HIV risk did not differ substantially among women using one of three long-acting contraceptive methods, researchers reported in The Lancet. The findings appear to alleviate concerns raised by some earlier studies about a potential association between heightened HIV risk and the use of some hormonal contraceptives. But they also highlight a need for greater communication and education for women in resource-poor regions of the world regarding HIV prevention and family planning.
The researchers randomly assigned 7,829 women seeking contraception in sub-Saharan Africa to receive an injection of depot medroxyprogesterone acetate every three months, a copper intrauterine device, or a levonorgestrel implant.
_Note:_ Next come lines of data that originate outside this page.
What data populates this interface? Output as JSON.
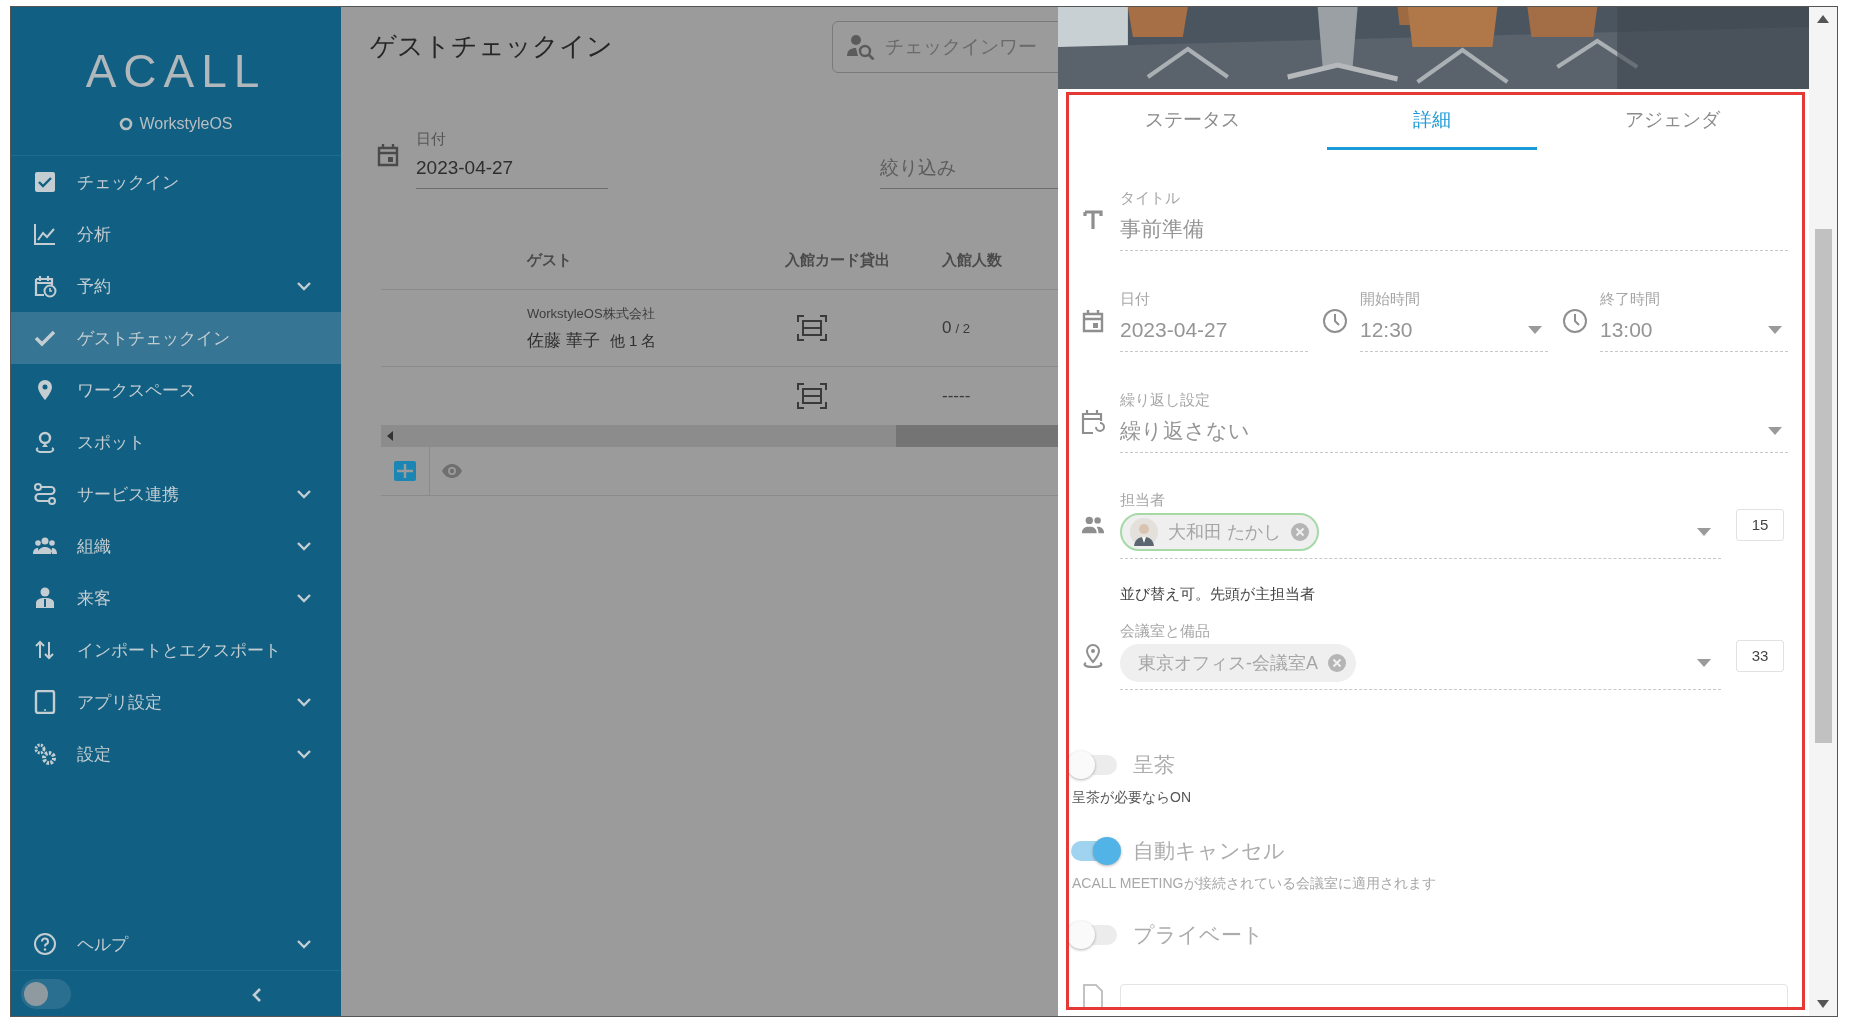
{
  "sidebar": {
    "logo": "ACALL",
    "product": "WorkstyleOS",
    "items": [
      {
        "label": "チェックイン",
        "selected": false,
        "expandable": false
      },
      {
        "label": "分析",
        "selected": false,
        "expandable": false
      },
      {
        "label": "予約",
        "selected": false,
        "expandable": true
      },
      {
        "label": "ゲストチェックイン",
        "selected": true,
        "expandable": false
      },
      {
        "label": "ワークスペース",
        "selected": false,
        "expandable": false
      },
      {
        "label": "スポット",
        "selected": false,
        "expandable": false
      },
      {
        "label": "サービス連携",
        "selected": false,
        "expandable": true
      },
      {
        "label": "組織",
        "selected": false,
        "expandable": true
      },
      {
        "label": "来客",
        "selected": false,
        "expandable": true
      },
      {
        "label": "インポートとエクスポート",
        "selected": false,
        "expandable": false
      },
      {
        "label": "アプリ設定",
        "selected": false,
        "expandable": true
      },
      {
        "label": "設定",
        "selected": false,
        "expandable": true
      }
    ],
    "help": {
      "label": "ヘルプ",
      "expandable": true
    },
    "theme_toggle": {
      "on": false
    }
  },
  "main": {
    "title": "ゲストチェックイン",
    "search": {
      "placeholder": "チェックインワー"
    },
    "date_field": {
      "label": "日付",
      "value": "2023-04-27"
    },
    "filter": {
      "placeholder": "絞り込み"
    },
    "table": {
      "columns": [
        "ゲスト",
        "入館カード貸出",
        "入館人数"
      ],
      "rows": [
        {
          "company": "WorkstyleOS株式会社",
          "name": "佐藤 華子",
          "others": "他 1 名",
          "count": "0",
          "capacity": "/ 2"
        },
        {
          "count": "-----"
        }
      ]
    },
    "views": [
      {
        "kind": "table",
        "selected": true
      },
      {
        "kind": "preview",
        "selected": false
      }
    ]
  },
  "panel": {
    "tabs": [
      {
        "label": "ステータス",
        "selected": false
      },
      {
        "label": "詳細",
        "selected": true
      },
      {
        "label": "アジェンダ",
        "selected": false
      }
    ],
    "title_field": {
      "label": "タイトル",
      "value": "事前準備"
    },
    "date_field": {
      "label": "日付",
      "value": "2023-04-27"
    },
    "start_time": {
      "label": "開始時間",
      "value": "12:30"
    },
    "end_time": {
      "label": "終了時間",
      "value": "13:00"
    },
    "repeat": {
      "label": "繰り返し設定",
      "value": "繰り返さない"
    },
    "hosts": {
      "label": "担当者",
      "chips": [
        {
          "label": "大和田 たかし",
          "kind": "person",
          "outlined": true
        }
      ],
      "count": "15",
      "hint": "並び替え可。先頭が主担当者"
    },
    "rooms": {
      "label": "会議室と備品",
      "chips": [
        {
          "label": "東京オフィス-会議室A",
          "kind": "place",
          "outlined": false
        }
      ],
      "count": "33"
    },
    "toggles": [
      {
        "label": "呈茶",
        "on": false,
        "hint": "呈茶が必要ならON"
      },
      {
        "label": "自動キャンセル",
        "on": true,
        "hint": "ACALL MEETINGが接続されている会議室に適用されます"
      },
      {
        "label": "プライベート",
        "on": false
      }
    ]
  }
}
Despite HIV prevention counseling, seroconversion rates were similarly high among the three arms (per 100 woman-years: 4.19, 3.94, and 3.31, respectively). The trial was not powered to detect an increase in seroconversions below 30%, nor did it evaluate all pregnancy prevention methods in use, such as oral contraceptives.
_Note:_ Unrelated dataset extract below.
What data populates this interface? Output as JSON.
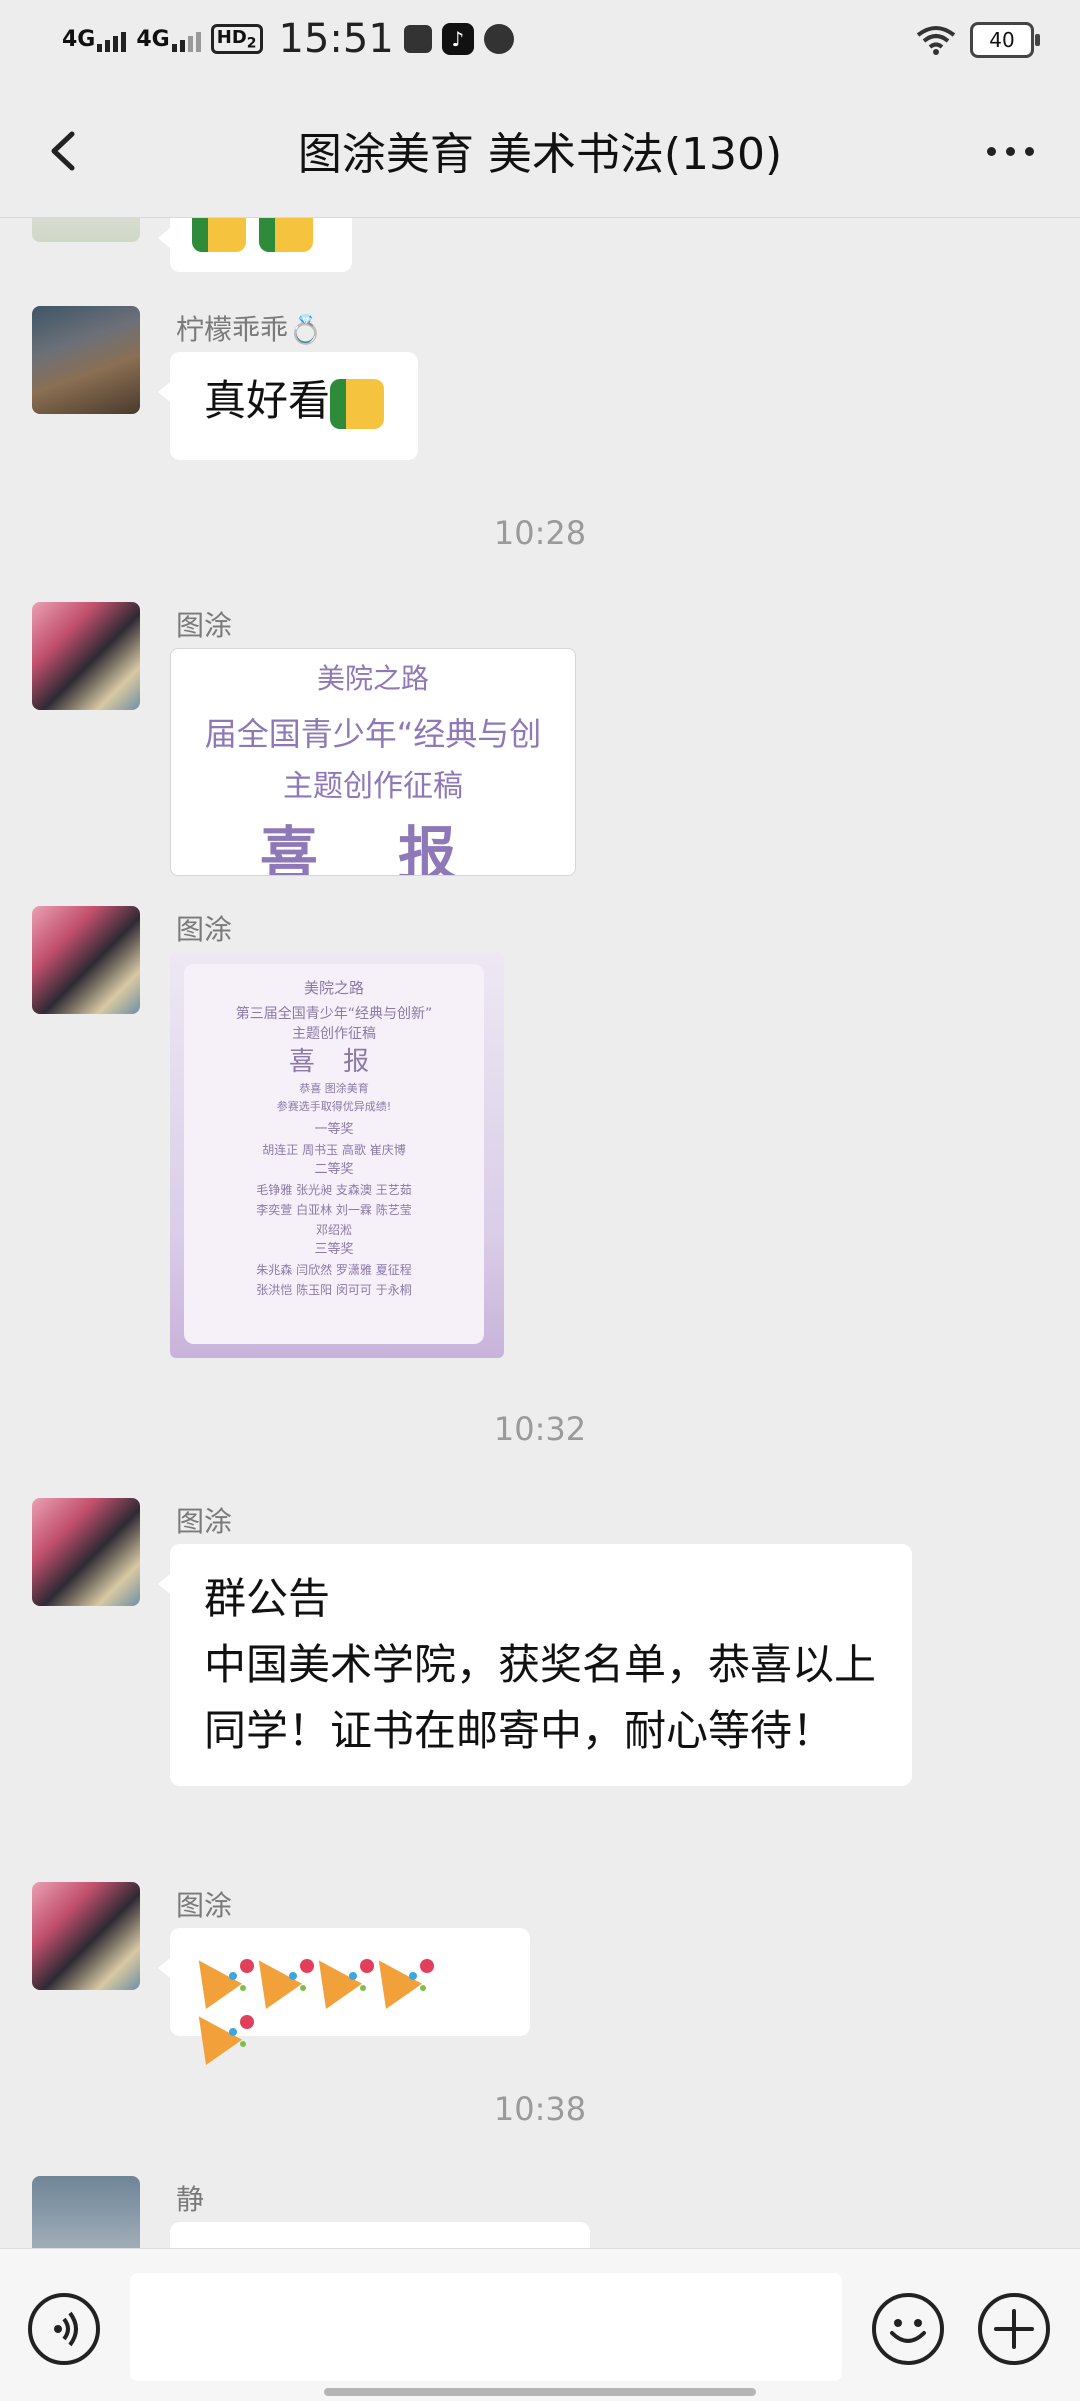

"Our results strongly emphasize the need for more aggressive HIV and STI prevention and management efforts for African women, including PrEP and HIV prevention integrated with contraceptive services," study authors concluded.
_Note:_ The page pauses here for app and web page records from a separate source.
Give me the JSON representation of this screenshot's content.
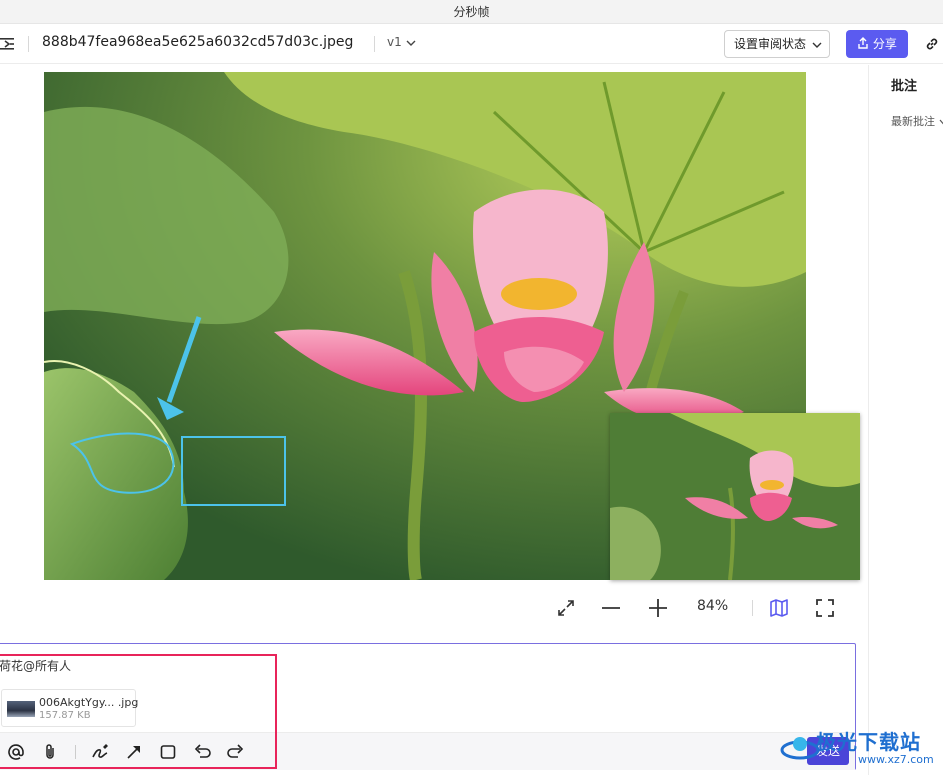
{
  "window": {
    "title": "分秒帧"
  },
  "toolbar": {
    "filename": "888b47fea968ea5e625a6032cd57d03c.jpeg",
    "version": "v1",
    "review_button": "设置审阅状态",
    "share_button": "分享"
  },
  "viewer": {
    "zoom": "84%"
  },
  "sidebar": {
    "title": "批注",
    "sort": "最新批注"
  },
  "comment": {
    "text": "荷花@所有人",
    "attachment": {
      "name": "006AkgtYgy... .jpg",
      "size": "157.87 KB"
    },
    "send_button": "发送"
  },
  "watermark": {
    "text": "极光下载站",
    "url": "www.xz7.com"
  },
  "colors": {
    "accent": "#5b5bf0",
    "highlight": "#e8245a",
    "annotation": "#4cc3ea"
  }
}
In a related commentary, Lisa Miyako Noguchi, Ph.D., of Johns Hopkins University, and Princess Nothemba Simelela, M.D., of the World Health Organization urged, "Decision makers need to listen to the voices of women and girls -- who continue to suffer and die not solely as a result of their unconscionable lack of access to high-quality contraceptive and HIV-related care but also to primary care, cancer prevention, mental health, safe abortion, violence prevention, and maternal health services."